In Copenhagen, roughly half the population bikes to work. It’s convenient with an app that takes in all data available about the city and guides cyclists through city streets. It even tells them how fast to pedal to make the green light. There’s also an app that helps cyclists plan their routes based on real-time feedback from other users. A third cyclist solution in Copenhagen warns cyclists of police activity related to bicycles so that they can avoid potential issues and fines.
Greater Manchester, UK is rethinking traffic junctions.
Together with Vivacity Labs, Transport for Greater Manchester is implementing AI-controlled smart traffic junctions. In these traffic junctions, the system can differentiate between vehicles, bicyclists, and pedestrians in order to make prioritizing decisions and adjust traffic signals accordingly. The city hopes this solution will improve cyclist and pedestrian experiences, improve air quality, and reduce emissions.

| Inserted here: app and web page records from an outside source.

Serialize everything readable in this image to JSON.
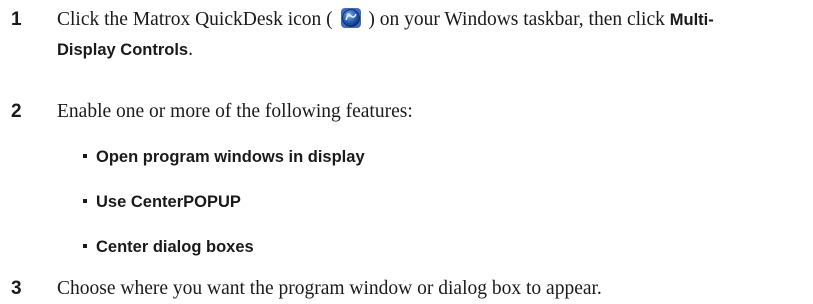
{
  "steps": [
    {
      "number": "1",
      "text_before": "Click the Matrox QuickDesk icon (",
      "icon": "matrox-quickdesk-icon",
      "text_after": ") on your Windows taskbar, then click",
      "bold_line1": "Multi-",
      "bold_line2": "Display Controls",
      "end": "."
    },
    {
      "number": "2",
      "text": "Enable one or more of the following features:"
    },
    {
      "number": "3",
      "text": "Choose where you want the program window or dialog box to appear."
    }
  ],
  "features": [
    "Open program windows in display",
    "Use CenterPOPUP",
    "Center dialog boxes"
  ]
}
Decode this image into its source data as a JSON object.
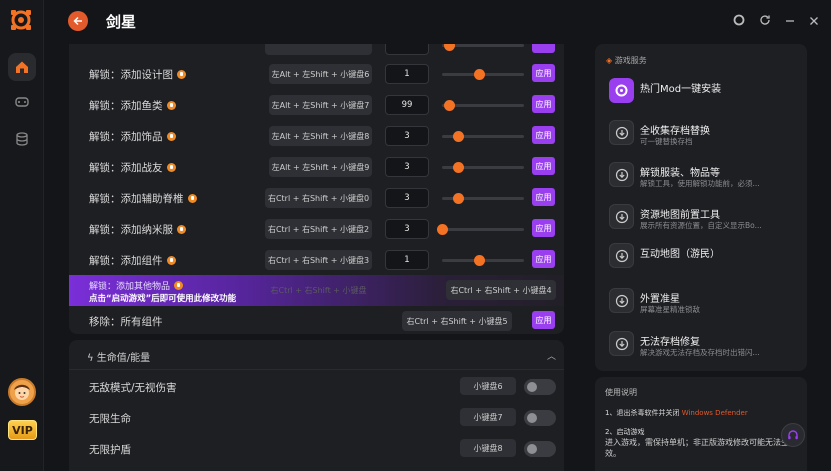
{
  "app": {
    "title": "剑星"
  },
  "rail": {
    "vip_label": "VIP"
  },
  "mods": [
    {
      "label": "解锁：添加设计图",
      "hotkey": "左Alt + 左Shift + 小键盘6",
      "value": "1",
      "slider": 0.45,
      "apply": "应用"
    },
    {
      "label": "解锁：添加鱼类",
      "hotkey": "左Alt + 左Shift + 小键盘7",
      "value": "99",
      "slider": 0.08,
      "apply": "应用"
    },
    {
      "label": "解锁：添加饰品",
      "hotkey": "左Alt + 左Shift + 小键盘8",
      "value": "3",
      "slider": 0.2,
      "apply": "应用"
    },
    {
      "label": "解锁：添加战友",
      "hotkey": "左Alt + 左Shift + 小键盘9",
      "value": "3",
      "slider": 0.2,
      "apply": "应用"
    },
    {
      "label": "解锁：添加辅助脊椎",
      "hotkey": "右Ctrl + 右Shift + 小键盘0",
      "value": "3",
      "slider": 0.2,
      "apply": "应用"
    },
    {
      "label": "解锁：添加纳米服",
      "hotkey": "右Ctrl + 右Shift + 小键盘2",
      "value": "3",
      "slider": 0.0,
      "apply": "应用"
    },
    {
      "label": "解锁：添加组件",
      "hotkey": "右Ctrl + 右Shift + 小键盘3",
      "value": "1",
      "slider": 0.45,
      "apply": "应用"
    }
  ],
  "highlight_row": {
    "label": "解锁：添加其他物品",
    "notice": "点击“启动游戏”后即可使用此修改功能",
    "hotkey_faded": "右Ctrl + 右Shift + 小键盘",
    "hotkey": "右Ctrl + 右Shift + 小键盘4"
  },
  "remove_row": {
    "label": "移除：所有组件",
    "hotkey": "右Ctrl + 右Shift + 小键盘5",
    "apply": "应用"
  },
  "section2": {
    "title": "生命值/能量",
    "toggles": [
      {
        "label": "无敌模式/无视伤害",
        "hotkey": "小键盘6"
      },
      {
        "label": "无限生命",
        "hotkey": "小键盘7"
      },
      {
        "label": "无限护盾",
        "hotkey": "小键盘8"
      }
    ]
  },
  "services": {
    "header": "游戏服务",
    "items": [
      {
        "name": "热门Mod一键安装",
        "desc": ""
      },
      {
        "name": "全收集存档替换",
        "desc": "可一键替换存档"
      },
      {
        "name": "解锁服装、物品等",
        "desc": "解锁工具，使用解锁功能前，必须..."
      },
      {
        "name": "资源地图前置工具",
        "desc": "展示所有资源位置，自定义显示Bo..."
      },
      {
        "name": "互动地图（游民）",
        "desc": ""
      },
      {
        "name": "外置准星",
        "desc": "屏幕准星精准锁敌"
      },
      {
        "name": "无法存档修复",
        "desc": "解决游戏无法存档及存档时出错闪..."
      }
    ]
  },
  "usage": {
    "header": "使用说明",
    "step1_prefix": "1、退出杀毒软件并关闭",
    "step1_highlight": "Windows Defender",
    "step2": "2、启动游戏",
    "step2_detail": "进入游戏，需保持单机；非正版游戏修改可能无法生效。"
  },
  "colors": {
    "accent_orange": "#f37224",
    "accent_purple": "#9a3ff0",
    "bg": "#141518"
  }
}
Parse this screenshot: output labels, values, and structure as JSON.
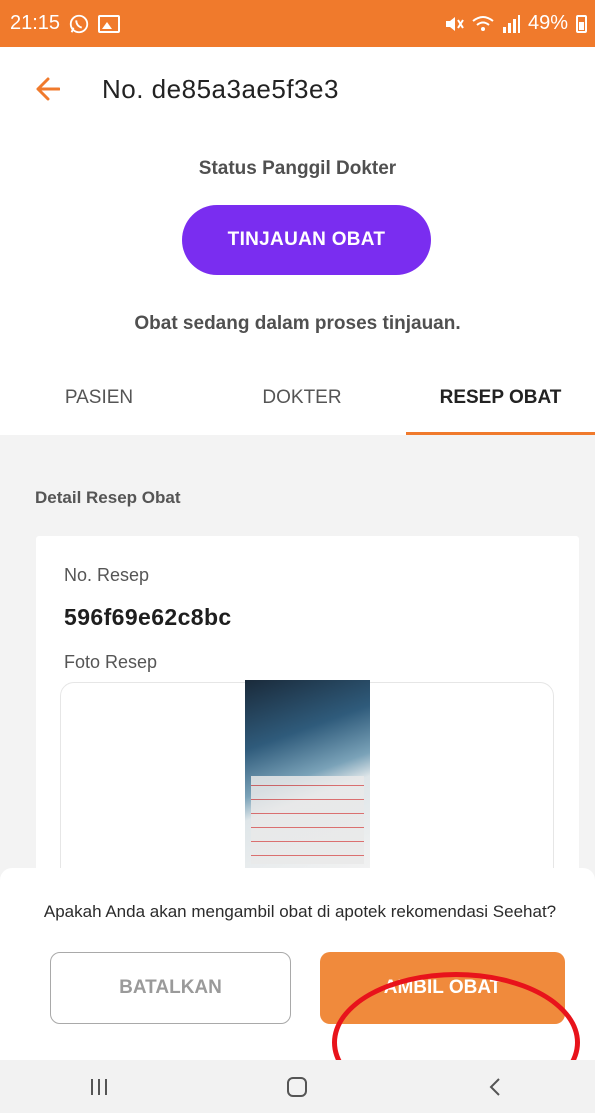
{
  "status_bar": {
    "time": "21:15",
    "battery": "49%"
  },
  "header": {
    "title": "No. de85a3ae5f3e3"
  },
  "status": {
    "label": "Status Panggil Dokter",
    "badge": "TINJAUAN OBAT",
    "message": "Obat sedang dalam proses tinjauan."
  },
  "tabs": [
    {
      "label": "PASIEN"
    },
    {
      "label": "DOKTER"
    },
    {
      "label": "RESEP OBAT"
    }
  ],
  "detail": {
    "section_title": "Detail Resep Obat",
    "resep_label": "No. Resep",
    "resep_value": "596f69e62c8bc",
    "foto_label": "Foto Resep"
  },
  "dialog": {
    "prompt": "Apakah Anda akan mengambil obat di apotek rekomendasi Seehat?",
    "cancel_label": "BATALKAN",
    "confirm_label": "AMBIL OBAT"
  },
  "colors": {
    "accent": "#f07a2c",
    "badge": "#7a2df0",
    "annotation": "#e8131b"
  }
}
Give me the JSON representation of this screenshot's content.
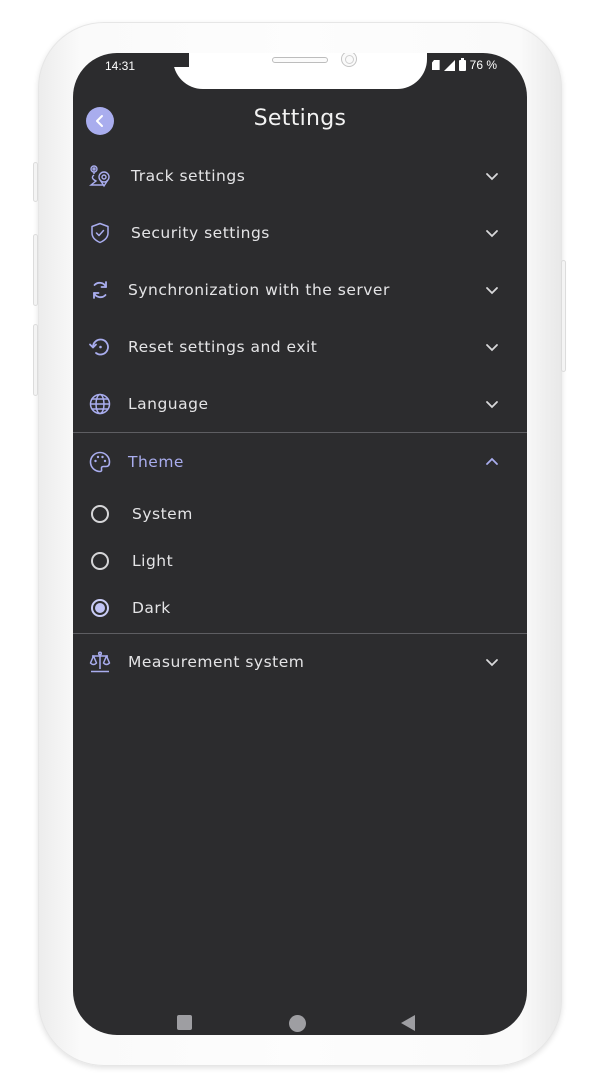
{
  "status_bar": {
    "time": "14:31",
    "battery_percent": "76 %",
    "icons": [
      "sim-card-icon",
      "signal-icon",
      "battery-icon"
    ]
  },
  "header": {
    "back_icon": "chevron-left-icon",
    "title": "Settings"
  },
  "colors": {
    "accent": "#a9adee",
    "background": "#2c2c2e",
    "text": "#e4e4e6",
    "divider": "#5e5e62"
  },
  "settings": {
    "items": [
      {
        "label": "Track settings",
        "icon": "route-pin-icon",
        "expanded": false
      },
      {
        "label": "Security settings",
        "icon": "shield-check-icon",
        "expanded": false
      },
      {
        "label": "Synchronization with the server",
        "icon": "sync-icon",
        "expanded": false
      },
      {
        "label": "Reset settings and exit",
        "icon": "reset-icon",
        "expanded": false
      },
      {
        "label": "Language",
        "icon": "globe-icon",
        "expanded": false
      },
      {
        "label": "Theme",
        "icon": "palette-icon",
        "expanded": true
      },
      {
        "label": "Measurement system",
        "icon": "scales-icon",
        "expanded": false
      }
    ],
    "theme_options": [
      {
        "label": "System",
        "selected": false
      },
      {
        "label": "Light",
        "selected": false
      },
      {
        "label": "Dark",
        "selected": true
      }
    ]
  },
  "navigation_bar": {
    "buttons": [
      "recents-square-icon",
      "home-circle-icon",
      "back-triangle-icon"
    ]
  }
}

Dubai, UAE pairs bus drivers with artificial intelligence.
Dubai’s Road and Transit Authority reports a significant reduction in traffic accidents caused by fatigued bus drivers. The AI system plans bus routes based on how many people need to use them throughout the day. The idea is to improve safety and user experience by identifying bus routes with heavy traffic, peak hours of use, and the best lanes to use. During a 30-day trial, they saw a 13.3% reduction in wasted bus travel time.
Barcelona, Spain, is innovating with its smart Line 9.
Barcelona is currently working on what will one day become the longest underground metro in Europe. Line 9 isn’t just an impressively long metro since, as we know, size alone isn’t everything. It’s also a smart initiative that’s improving mobility for the nearly two million citizens of the city. When finished, this route will link together as many already existing public transportation systems as possible, maximizing the effectiveness of the network. Smart elevators transport commuters 30-90 meters below ground to the stations. The outdoor units that link the outside world with the metro stations are also intelligently designed, taking into account Barcelona’s challenges due to geography, architecture, and high density.
Lublin, Poland, has revolutionized their bus transit system.
The first step for Lublin was installing GSM and GPRS devices on their buses. With that real-time data, they can provide commuters with maps of where each bus is on its route and more accurate wait times. While this isn’t the highest-tech solution, it has created a more efficient public transportation system, a better user experience through reduced wait times, and increased confidence in the bus transit system as a viable alternative to driving.
Oslo, Norway, extra enables the use of electric cars.
For Oslo, smart mobility solutions aren’t just about improving traffic but also cutting emissions. The city is aiming to cut emissions by as much as 95% by the year 2030. In addition to encouraging companies to develop electric vehicles, they’ve set up much of the city to make the use of them easier for citizens. A smart grid and over 2000 convenient EV-charging stations are a starting point. Electric car owners in Oslo also don’t have to pay sales tax and get free parking, free charging, and transport on the city’s ferries.
There Are Tons of Other Cities with Smart Mobility Examples
While these examples above are some of the most notable, many other cities have implemented their own versions. The most common implementation has been mobility apps. Cities like Amsterdam, Boston, Kansas City, NYC, Santiago, and Seattle have apps that, among other things, provide real-time traffic guidance, parking space information, and public transport mapping.
In fact, there’s a good chance you’re currently remembering your own city has a mobility app. If you’re one of those who has to deal with traffic jams every day, then now is the time to download the app and start using it!
And if you’re not one of the lucky ones to have access to one of these smart mobility examples, sit tight. At the very least, having an app is one of the first stepping stones to becoming a smart city. Give it a couple of years, and we’re sure your city will start developing its own. In the meanwhile, we wish you safe travels, quick parking, and convenient public transport!